Climate Action

Saudi Arabia plans gigantic $200 billion solar project

Saudi Arabia last week announced plans to work with Japanese-based SoftBank to build a massive solar project in the desert, which could be worth up to $200 billion.

  • 03 April 2018
  • Adam Wentworth

Saudi Arabia last week announced plans to work with Japanese-based SoftBank to build a massive solar project in the desert, which could be worth up to $200 billion.

The unprecedented project will vastly increase Saudi Arabia’s renewable energy capacity, which remains small despite the country’s large supply of sunshine.

The deal means up to 200 gigawatts (GW) of solar power could be built within the Kingdom by 2030, an amount which would vastly dwarf current projects. The largest solar farms to date are between 1-2GW.

Crown Prince Mohammad bin Salman signed the agreement with SoftBank’s Chief Executive Masayoshi Son. It forms part of Saudi Arabia’s Vision 2030, intended to diversify the economy away from its traditional reliance on oil.

The Kingdom announced earlier this year plans to tender for 4 gigawatts of renewable power this year alone, a mixture of solar and wind farms.

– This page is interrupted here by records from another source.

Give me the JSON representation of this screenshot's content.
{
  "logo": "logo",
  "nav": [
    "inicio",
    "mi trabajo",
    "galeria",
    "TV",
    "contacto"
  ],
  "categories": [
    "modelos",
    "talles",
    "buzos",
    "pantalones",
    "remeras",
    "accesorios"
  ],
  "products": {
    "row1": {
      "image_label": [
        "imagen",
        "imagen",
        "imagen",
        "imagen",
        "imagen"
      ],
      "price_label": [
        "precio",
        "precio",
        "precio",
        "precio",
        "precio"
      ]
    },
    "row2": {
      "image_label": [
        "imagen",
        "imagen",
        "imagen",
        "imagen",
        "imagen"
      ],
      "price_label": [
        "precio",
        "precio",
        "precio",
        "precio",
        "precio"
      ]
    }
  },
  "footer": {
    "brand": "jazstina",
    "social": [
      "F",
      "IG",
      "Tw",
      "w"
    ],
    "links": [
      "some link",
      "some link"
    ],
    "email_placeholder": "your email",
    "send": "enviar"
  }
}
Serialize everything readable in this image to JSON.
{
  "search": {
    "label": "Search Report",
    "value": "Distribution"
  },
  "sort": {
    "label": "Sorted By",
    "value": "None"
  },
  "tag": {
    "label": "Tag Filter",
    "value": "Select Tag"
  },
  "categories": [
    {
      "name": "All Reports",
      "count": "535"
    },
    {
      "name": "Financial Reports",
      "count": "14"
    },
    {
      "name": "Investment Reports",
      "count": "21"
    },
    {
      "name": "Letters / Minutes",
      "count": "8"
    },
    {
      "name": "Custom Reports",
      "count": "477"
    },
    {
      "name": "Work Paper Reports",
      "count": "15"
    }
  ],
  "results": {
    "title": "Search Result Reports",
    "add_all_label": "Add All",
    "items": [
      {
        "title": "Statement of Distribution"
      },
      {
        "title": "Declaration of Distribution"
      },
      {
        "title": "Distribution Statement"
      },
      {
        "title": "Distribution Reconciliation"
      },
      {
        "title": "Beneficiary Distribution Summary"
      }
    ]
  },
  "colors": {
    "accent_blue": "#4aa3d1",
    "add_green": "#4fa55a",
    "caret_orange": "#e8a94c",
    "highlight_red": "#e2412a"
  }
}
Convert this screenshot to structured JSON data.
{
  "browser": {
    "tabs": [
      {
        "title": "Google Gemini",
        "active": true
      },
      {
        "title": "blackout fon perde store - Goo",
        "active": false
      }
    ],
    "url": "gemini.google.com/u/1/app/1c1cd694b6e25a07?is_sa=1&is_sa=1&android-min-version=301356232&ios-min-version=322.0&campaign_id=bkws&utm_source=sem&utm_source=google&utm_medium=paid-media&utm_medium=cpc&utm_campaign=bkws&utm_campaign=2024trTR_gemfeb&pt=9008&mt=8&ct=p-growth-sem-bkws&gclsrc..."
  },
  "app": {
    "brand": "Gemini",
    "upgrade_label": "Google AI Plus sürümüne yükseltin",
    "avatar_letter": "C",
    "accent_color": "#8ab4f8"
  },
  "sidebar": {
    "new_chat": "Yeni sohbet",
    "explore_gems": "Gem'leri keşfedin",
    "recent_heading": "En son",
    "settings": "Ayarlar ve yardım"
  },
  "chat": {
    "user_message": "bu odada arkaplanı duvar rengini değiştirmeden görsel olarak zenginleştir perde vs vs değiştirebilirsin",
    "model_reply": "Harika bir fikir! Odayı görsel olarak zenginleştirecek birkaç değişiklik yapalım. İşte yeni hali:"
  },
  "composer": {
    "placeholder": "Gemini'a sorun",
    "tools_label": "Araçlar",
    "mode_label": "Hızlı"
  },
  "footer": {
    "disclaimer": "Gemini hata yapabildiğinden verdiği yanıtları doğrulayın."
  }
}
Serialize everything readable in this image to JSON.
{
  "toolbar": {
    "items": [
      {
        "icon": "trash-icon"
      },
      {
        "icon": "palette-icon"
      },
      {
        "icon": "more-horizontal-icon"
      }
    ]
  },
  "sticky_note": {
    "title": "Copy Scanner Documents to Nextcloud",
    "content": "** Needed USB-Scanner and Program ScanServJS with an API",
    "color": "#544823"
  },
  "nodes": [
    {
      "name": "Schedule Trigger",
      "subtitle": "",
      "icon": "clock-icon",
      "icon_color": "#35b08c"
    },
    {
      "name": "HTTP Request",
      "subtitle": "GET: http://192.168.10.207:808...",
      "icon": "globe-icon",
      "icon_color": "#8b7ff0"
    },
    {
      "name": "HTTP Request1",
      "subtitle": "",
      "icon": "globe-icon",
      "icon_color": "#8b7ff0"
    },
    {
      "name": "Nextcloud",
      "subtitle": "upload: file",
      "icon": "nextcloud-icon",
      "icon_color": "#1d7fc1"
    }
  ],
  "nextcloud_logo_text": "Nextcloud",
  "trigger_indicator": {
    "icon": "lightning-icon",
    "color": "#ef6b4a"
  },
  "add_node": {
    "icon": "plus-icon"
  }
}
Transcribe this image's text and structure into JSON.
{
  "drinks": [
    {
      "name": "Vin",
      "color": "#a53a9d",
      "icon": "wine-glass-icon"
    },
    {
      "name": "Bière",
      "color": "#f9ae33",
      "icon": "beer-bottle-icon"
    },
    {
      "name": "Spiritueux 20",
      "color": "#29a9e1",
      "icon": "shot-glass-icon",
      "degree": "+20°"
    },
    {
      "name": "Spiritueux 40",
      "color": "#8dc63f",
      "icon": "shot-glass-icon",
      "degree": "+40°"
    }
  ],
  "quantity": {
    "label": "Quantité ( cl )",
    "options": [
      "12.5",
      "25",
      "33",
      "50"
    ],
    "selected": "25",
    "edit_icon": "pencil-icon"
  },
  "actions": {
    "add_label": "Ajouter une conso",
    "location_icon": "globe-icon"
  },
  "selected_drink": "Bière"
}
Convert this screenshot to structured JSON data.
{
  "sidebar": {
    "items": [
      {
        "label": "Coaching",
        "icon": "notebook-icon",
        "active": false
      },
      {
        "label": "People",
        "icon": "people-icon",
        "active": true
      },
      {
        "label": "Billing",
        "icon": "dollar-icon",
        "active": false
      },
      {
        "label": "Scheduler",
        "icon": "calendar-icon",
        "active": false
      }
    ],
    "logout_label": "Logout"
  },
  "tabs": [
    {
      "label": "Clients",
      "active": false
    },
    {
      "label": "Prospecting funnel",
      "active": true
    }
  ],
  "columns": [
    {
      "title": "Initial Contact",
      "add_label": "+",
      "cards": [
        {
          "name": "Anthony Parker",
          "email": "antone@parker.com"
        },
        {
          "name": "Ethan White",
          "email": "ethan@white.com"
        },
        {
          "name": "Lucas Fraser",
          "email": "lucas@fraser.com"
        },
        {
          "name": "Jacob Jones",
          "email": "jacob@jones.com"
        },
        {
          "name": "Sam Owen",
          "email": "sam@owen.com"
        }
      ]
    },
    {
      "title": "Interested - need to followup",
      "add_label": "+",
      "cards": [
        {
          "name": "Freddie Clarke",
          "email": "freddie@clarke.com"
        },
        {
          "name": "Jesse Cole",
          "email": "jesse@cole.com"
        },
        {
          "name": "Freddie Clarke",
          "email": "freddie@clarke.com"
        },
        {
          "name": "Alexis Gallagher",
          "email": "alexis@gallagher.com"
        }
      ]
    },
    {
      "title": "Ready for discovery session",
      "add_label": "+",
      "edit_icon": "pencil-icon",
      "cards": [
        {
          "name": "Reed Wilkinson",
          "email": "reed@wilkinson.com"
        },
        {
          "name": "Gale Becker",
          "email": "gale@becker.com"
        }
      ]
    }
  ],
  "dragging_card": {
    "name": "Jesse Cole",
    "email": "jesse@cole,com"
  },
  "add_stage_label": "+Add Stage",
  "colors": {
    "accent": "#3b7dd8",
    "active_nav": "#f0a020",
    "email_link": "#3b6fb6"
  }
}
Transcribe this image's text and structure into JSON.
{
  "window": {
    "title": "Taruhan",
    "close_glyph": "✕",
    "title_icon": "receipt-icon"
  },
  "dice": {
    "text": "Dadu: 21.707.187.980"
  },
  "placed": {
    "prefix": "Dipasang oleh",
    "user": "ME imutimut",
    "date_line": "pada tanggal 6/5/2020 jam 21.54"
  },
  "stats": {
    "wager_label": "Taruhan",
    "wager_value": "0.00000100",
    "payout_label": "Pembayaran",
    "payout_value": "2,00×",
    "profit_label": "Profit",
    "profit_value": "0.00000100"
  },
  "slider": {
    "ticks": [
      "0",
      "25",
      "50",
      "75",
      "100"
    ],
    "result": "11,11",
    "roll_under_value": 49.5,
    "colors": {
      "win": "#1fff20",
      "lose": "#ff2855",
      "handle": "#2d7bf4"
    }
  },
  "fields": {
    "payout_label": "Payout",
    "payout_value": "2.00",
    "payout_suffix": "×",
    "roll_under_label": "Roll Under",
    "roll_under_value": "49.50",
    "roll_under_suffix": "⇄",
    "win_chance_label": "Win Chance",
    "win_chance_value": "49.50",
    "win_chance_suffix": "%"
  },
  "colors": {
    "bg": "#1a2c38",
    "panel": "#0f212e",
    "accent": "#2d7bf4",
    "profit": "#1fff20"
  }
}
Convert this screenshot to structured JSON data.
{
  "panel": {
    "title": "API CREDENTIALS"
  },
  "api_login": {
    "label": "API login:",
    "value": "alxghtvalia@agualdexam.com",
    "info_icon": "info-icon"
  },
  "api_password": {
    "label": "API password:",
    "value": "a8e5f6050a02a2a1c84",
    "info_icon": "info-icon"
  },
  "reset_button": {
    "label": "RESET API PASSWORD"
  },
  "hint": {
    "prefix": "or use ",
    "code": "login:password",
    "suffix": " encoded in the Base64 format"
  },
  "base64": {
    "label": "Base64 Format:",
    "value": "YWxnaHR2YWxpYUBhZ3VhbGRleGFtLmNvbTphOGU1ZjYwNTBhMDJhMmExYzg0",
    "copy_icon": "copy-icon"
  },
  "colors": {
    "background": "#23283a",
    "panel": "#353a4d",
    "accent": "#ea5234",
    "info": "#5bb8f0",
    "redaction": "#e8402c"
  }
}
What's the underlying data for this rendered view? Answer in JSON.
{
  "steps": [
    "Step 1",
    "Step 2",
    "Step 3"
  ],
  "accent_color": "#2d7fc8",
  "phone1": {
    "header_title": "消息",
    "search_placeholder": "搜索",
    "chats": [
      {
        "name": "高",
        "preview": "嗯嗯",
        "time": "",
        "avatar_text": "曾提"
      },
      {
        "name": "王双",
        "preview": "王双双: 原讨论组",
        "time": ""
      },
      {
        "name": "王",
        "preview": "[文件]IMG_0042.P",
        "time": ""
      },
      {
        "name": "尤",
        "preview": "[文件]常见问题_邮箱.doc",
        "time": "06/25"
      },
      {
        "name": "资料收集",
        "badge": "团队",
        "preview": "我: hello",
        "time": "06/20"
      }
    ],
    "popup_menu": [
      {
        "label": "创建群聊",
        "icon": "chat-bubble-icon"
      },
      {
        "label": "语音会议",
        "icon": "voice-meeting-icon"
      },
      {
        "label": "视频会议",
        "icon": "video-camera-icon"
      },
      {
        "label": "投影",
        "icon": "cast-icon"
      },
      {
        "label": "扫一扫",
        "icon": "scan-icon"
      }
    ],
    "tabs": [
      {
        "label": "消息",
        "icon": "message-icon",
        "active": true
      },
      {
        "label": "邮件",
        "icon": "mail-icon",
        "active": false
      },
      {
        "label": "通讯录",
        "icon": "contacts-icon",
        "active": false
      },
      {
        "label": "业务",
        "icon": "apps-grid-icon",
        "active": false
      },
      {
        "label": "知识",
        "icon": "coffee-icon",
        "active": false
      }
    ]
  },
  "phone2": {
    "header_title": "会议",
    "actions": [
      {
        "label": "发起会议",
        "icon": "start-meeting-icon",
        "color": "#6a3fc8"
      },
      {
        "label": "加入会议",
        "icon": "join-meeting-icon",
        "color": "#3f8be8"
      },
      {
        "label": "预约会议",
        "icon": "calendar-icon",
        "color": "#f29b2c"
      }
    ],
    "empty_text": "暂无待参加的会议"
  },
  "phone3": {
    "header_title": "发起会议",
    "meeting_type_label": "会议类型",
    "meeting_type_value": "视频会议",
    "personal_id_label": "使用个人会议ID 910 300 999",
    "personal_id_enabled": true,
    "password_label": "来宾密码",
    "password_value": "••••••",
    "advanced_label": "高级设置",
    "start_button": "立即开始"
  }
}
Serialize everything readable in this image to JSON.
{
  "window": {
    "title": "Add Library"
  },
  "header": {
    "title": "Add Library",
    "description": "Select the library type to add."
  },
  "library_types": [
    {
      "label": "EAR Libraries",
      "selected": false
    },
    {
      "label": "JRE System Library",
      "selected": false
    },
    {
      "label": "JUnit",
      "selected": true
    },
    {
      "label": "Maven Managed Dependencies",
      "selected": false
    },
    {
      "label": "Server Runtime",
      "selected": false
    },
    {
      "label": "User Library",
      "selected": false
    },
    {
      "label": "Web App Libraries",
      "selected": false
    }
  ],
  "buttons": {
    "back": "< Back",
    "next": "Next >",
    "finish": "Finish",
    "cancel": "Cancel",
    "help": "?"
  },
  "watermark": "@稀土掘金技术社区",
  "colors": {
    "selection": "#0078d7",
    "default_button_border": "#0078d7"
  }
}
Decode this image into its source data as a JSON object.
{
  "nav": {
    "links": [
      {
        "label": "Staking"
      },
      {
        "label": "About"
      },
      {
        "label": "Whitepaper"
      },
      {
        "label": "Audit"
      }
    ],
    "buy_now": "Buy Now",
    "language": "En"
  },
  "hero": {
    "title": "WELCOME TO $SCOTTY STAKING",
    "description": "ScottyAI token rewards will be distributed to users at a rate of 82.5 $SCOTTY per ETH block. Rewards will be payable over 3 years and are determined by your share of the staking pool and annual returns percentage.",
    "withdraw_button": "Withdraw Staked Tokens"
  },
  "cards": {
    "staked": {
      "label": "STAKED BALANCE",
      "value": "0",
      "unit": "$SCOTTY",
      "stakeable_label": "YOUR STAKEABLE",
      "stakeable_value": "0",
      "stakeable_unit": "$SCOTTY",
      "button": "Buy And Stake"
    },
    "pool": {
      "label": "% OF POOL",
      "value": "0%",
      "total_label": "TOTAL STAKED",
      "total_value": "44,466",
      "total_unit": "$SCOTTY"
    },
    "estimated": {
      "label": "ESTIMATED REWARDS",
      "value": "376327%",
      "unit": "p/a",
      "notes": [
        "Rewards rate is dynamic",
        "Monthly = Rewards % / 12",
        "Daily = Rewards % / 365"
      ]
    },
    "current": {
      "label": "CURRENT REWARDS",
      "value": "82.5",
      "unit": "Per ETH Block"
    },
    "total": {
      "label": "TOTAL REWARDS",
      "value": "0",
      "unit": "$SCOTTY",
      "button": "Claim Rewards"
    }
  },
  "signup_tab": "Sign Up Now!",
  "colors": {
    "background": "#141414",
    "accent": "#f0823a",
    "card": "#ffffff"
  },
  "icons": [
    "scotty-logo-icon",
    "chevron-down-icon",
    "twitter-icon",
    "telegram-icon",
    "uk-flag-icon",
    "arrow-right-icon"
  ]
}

The UK and Saudi Arabia also signed a clean energy agreement in February to help share knowledge and expertise in order to accelerate the low-carbon economy.

 “It’s a huge step in human history,” Prince Mohammed said of the new deal. “It’s bold, risky and we hope we succeed doing that.”

While the current agreement is only a Memorandum of Understanding, Mr Son told reporters that the first phase of the project will amount to 7.2 GW and cost $5 billion.

“The kingdom has great sunshine, great size of available land and great engineers, great labor, but most importantly, the best and greatest vision”, he said, according to Reuters.

According to data from Bloomberg, the 200 GW project would triple Saud Arabia’s entire electricity capacity, meaning it would become a net exporter of renewable power.

“SoftBank seeks investment and Saudi needs energy, so it may make sense to sort the financing out in a large block and then separately hammer out the phases and the technical details,” said Jenny Chase, head of solar analysis at Bloomberg New Energy Finance.